Environment patrol to spy on litterbugs with video cameras


Sun, Nov 11, 2007 - Page 2

Habitual litterers would do well to turn over a new leaf, as Taipei police may soon be spying on litterbugs across the city.

The city's Bureau of Environmental Protection is planning on setting up a network of video cameras around the city to catch litterers red-handed.

"The city has 100 staff on a patrol squad," bureau section chief Jiang Ching-hui (江慶輝) told the Taipei Times. "We want to use the video cameras to help maximize our manpower."

Guards will boost their monitoring with the help of two or three cameras each, located across a patrol's regular beat. If an offender is caught on screen, the patrol will head over to the area to fine the litterbug, Jiang said.

The current fine for littering is between NT$1,200 and NT$6,000. But the bureau is considering increasing the fine for "resource-intensive" cases, Jiang said, citing night-time littering as an example.

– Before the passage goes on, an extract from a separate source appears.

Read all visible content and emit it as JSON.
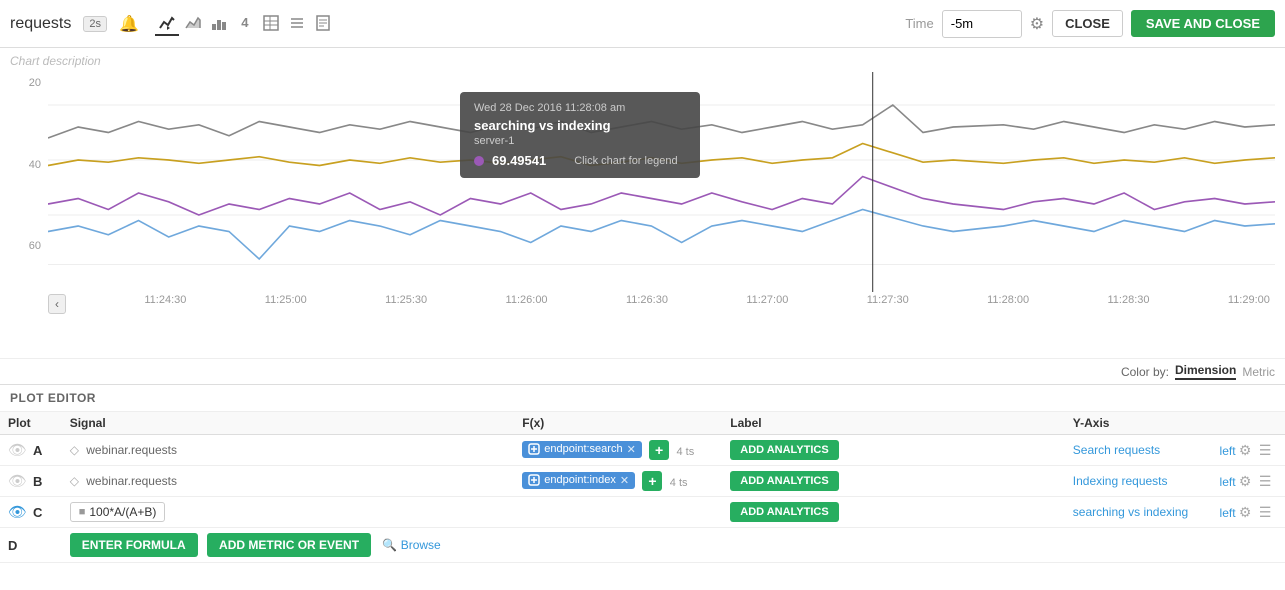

The bureau also encourages residents to report litterbugs and offers rewards, Jiang said.

"We mainly want to stop littering, [people who] drop cigarette butts and ads posted illegally in public places," he said.

The plan has drawn mixed reactions. While some residents welcome the effort to clean up the city, others feel the cameras are an invasion of their privacy.

The bureau has identified 150 sites around the city where littering is most common and will install cameras there, Deputy Director Kuo Yung (郭勇) said.

"The NT$5 million budget for the project has already been approved," he said. "We will implement the policy as early as the end of this year."